Cost: About $1050
Uses and Limitations
You can use this compressor for framing nailer, flooring nailer, finishing nailer, air ratchet, die grinder, angle grinder, brad nailers, small impact wrenches, caulking and grease guns, chisel, shears. However, the manufacturer recommends intermittent use when using spraying and sanding. Some sanding and spraying tools will require more CFM than this compressor can deliver.
6. 60-Gallon Air Compressor
If you’re looking for a high-capacity compressor that is capable of a high CFM but is also super quiet (for an air compressor), then check out this 60-Gallon California Air Tools Compressor. It has an oil-free pump for low maintenance. Plus it features a 2 HP engine and is capable of delivering 10.6 CFM @ 90 PSI and 12.6 CFM @ 40 PSI.
Cost: About $1500
Uses and Limitations
You can use this compressor for staple guns, finish nail guns, nail guns, brad nail guns, airbrushes, and blow guns. It works great for most applications. It is only limited by the CFM and PSI, which means it won’t work for some industrial applications. Make sure to check the CFM and PSI required for any air tools you’ll want to use with this compressor.
7. 80-Gallon Air Compressor
For a very large-capacity compressor that can deliver a high CFM at a near-constant rate, this 80-Gallon Campbell Hausfeld compressor is a great choice. This is an oil-lubricated, two-stage compressor. It has a heavy-duty induction motor that has a running HP of 5. It has a 175 PSI max pressure and can deliver 11.9 SCFM @ 90 PSI and 11.3 SCFM @ 175 PSI.
Cost: About $1900
Uses and Limitations
You can use this compressor for framing nailer, flooring nailer, finishing nailer, air ratchet, die grinder, angle grinder, brad nailers, small impact wrenches, caulking and grease guns, chisel, shears, paint spraying, inflation, sanding, grinding, stapling, and bolting.
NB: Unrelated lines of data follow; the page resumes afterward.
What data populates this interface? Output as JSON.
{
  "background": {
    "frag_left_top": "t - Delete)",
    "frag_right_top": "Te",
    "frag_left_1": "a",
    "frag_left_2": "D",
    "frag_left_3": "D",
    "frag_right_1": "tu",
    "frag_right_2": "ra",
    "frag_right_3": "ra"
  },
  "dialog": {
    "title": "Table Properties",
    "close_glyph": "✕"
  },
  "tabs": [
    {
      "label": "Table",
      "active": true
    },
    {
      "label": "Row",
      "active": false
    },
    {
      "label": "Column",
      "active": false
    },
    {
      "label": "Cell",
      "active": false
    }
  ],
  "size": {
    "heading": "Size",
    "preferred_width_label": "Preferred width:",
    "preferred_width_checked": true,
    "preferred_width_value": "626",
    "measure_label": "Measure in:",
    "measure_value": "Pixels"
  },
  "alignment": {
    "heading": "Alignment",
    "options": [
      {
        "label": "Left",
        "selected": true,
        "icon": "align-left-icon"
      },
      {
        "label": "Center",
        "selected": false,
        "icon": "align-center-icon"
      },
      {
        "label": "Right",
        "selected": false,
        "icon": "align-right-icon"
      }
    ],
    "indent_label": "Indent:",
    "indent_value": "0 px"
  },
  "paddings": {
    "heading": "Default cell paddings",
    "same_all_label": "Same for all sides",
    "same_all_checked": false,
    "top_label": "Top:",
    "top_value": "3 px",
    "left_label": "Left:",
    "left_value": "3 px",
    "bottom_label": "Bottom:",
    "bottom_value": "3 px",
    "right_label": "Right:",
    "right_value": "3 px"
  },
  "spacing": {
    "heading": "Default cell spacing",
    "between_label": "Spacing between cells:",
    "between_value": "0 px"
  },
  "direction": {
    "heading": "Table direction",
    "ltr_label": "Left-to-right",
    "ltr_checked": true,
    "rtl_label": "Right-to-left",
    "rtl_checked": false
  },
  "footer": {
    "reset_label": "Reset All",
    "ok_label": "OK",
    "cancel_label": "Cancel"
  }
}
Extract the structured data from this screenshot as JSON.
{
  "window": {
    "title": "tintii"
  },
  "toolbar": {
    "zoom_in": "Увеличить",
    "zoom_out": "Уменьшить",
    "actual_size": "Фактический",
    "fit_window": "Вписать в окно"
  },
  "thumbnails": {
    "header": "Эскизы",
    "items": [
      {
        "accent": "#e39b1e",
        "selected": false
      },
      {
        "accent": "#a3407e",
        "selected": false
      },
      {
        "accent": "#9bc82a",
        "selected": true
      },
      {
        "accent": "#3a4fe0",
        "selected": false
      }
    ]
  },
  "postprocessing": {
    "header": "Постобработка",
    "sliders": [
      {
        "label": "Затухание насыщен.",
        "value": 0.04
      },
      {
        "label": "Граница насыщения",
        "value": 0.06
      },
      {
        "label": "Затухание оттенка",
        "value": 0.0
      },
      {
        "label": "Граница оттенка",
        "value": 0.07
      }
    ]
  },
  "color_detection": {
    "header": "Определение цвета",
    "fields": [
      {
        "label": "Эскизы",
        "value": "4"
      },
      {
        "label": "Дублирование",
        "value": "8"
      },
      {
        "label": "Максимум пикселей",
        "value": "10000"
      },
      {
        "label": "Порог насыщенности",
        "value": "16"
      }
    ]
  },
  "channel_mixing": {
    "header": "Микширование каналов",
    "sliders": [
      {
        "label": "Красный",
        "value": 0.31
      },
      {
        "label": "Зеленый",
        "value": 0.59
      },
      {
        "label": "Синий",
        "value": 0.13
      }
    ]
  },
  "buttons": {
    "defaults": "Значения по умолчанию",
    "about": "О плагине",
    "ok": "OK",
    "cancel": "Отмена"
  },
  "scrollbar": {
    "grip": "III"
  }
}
Just make sure to check CFM and PSI requirements for any air tools you plan on using.
As you can see, the cost of an air compressor varies widely depending on size and capability. What’s a “good” compressor for you may not be good for your neighbor. It really depends on what you’ll be using the compressor for, and how much you’ll be using it.
The examples in this article are a combination of high-quality and low-cost, bringing you the best of both worlds, no matter what your needs. Whether you’re going to be running spray paint guns continuously or just using the compressor to fill up tires and air mattresses, there’s a good option above that will work for you